All forms of marijuana are mind-altering.  In other words, they change how the brain works.  Marijuana contains more than 400 chemicals, including THC (delta-9-tetrahydrocannabinol). Since THC is the main active chemical in marijuana, the amount of THC in marijuana determines its strength or potency and therefore its effects.  The THC content of marijuana has been increasing since the 1980s. 

How long does marijuana stay in your body? 

The THC in marijuana is rapidly absorbed by fatty tissues in various organs throughout the body.  In general, standard urine tests can detect traces (metabolites) of THC several days after use.  In heavy users, however, THC metabolites can sometimes be detected for weeks after use stops. 

What happens if you smoke marijuana? 

•  problems with learning and memory 

•  distorted perception (sights, sounds, time, touch) 

•  poor motor coordination 

•  increased heart rate 

What if a person wants to quit using marijuana? 

Researchers are testing different ways to help marijuana users stay off the drug, including some medications.  Current treatment programs focus on counseling and group support systems.  There are also a number of programs designed especially to help teenagers. 


In Motion!

Join the Million Mile Movement

The Million Mile Movement is a fun, inclusive way to empower all of us to move.

The fresh start of a new year inspires many of us to set resolutions to change and improve our health, wellness and lifestyle. Even with the best intentions, our resolutions often fizzle. This year, at the start of the year, Healthy Lee is challenging our community to join the Million Mile Movement—a challenge to collectively log 1,000,000 miles in less than three months. This challenge, which runs Jan. 9-March 31, might be just what we all need to set a healthy goal, and to find the support and motivation to keep and reach it. 

The Million Mile Movement is a fun, inclusive way to empower all of us to move. Whether you walk, run, bike, swim or participate in other aerobic activities that energize your body and mind, every step counts—for yourself and our community.  Here are the steps to take so your steps count:

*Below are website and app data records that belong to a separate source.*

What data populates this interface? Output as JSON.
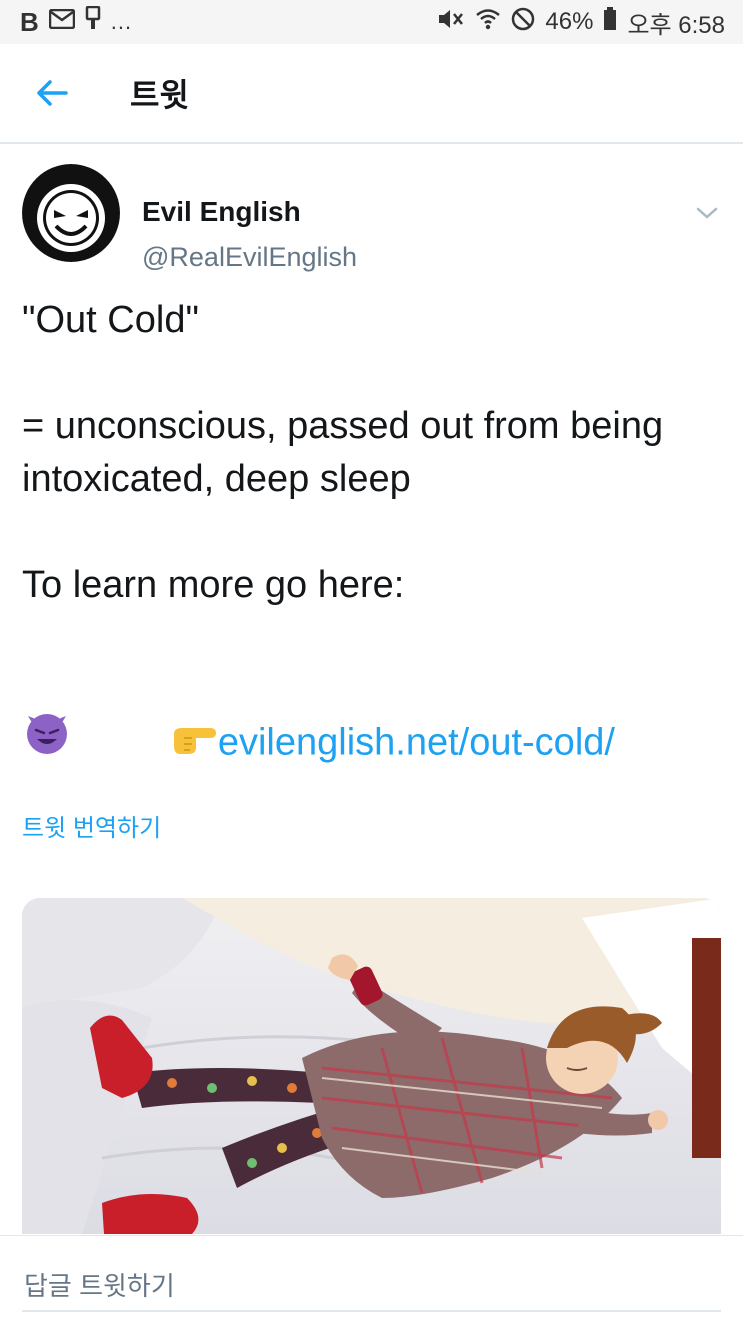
{
  "status_bar": {
    "left_letter": "B",
    "ellipsis": "...",
    "battery": "46%",
    "time": "오후 6:58"
  },
  "header": {
    "title": "트윗"
  },
  "tweet": {
    "author_name": "Evil English",
    "author_handle": "@RealEvilEnglish",
    "text_line1": "\"Out Cold\"",
    "text_line2": "= unconscious, passed out from being",
    "text_line3": "intoxicated, deep sleep",
    "text_line4": "To learn more go here:",
    "link_text": "evilenglish.net/out-cold/",
    "translate_label": "트윗 번역하기"
  },
  "reply": {
    "placeholder": "답글 트윗하기"
  },
  "colors": {
    "accent": "#1da1f2",
    "text": "#14171a",
    "muted": "#657786",
    "divider": "#e1e8ed",
    "devil_purple": "#7f5ab8"
  },
  "icons": [
    "back-arrow-icon",
    "chevron-down-icon",
    "mail-icon",
    "mute-icon",
    "wifi-icon",
    "no-disturb-icon",
    "battery-icon",
    "pointing-hand-emoji",
    "smiling-devil-emoji"
  ]
}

Register to Participate

The Million Mile Movement challenge is free and open to all Lee County residents—of all ages and fitness levels. Visit to register as an individual or create a team with your family, friends and co-workers. All participants will receive a weekly email newsletter with health tips and motivation throughout the 12-week challenge. If you participated last year, your registration automatically renews. Please log in to update your profile.

Set Your Goal

How many miles do you want to move during the challenge? Make sure your goal is realistic and attainable, so you stay motivated to reach it. If you choose to create a team, set your own individual goal, as well as the team’s goal. 

Get Moving and Log Your Miles

Keep count of your efforts and then visit the easy-to-use website— —to track your healthy activities. This keeps you motivated to continue working toward your goal, and keeps you updated on our community’s progress toward 1,000,000 miles. The website also features a movement converter tool to convert a variety of healthy activities into miles, so incorporate different exercises to keep yourself interested, engaged and challenged. If you’re looking for different ways to get moving in Lee County, the event calendar on the Healthy Lee website features health and wellness events, activities and ideas.

If you don’t exercise regularly, use the Million Mile Movement as a jumpstart to a new routine. Find something you like to do, and commit to finding the time to take care of yourself.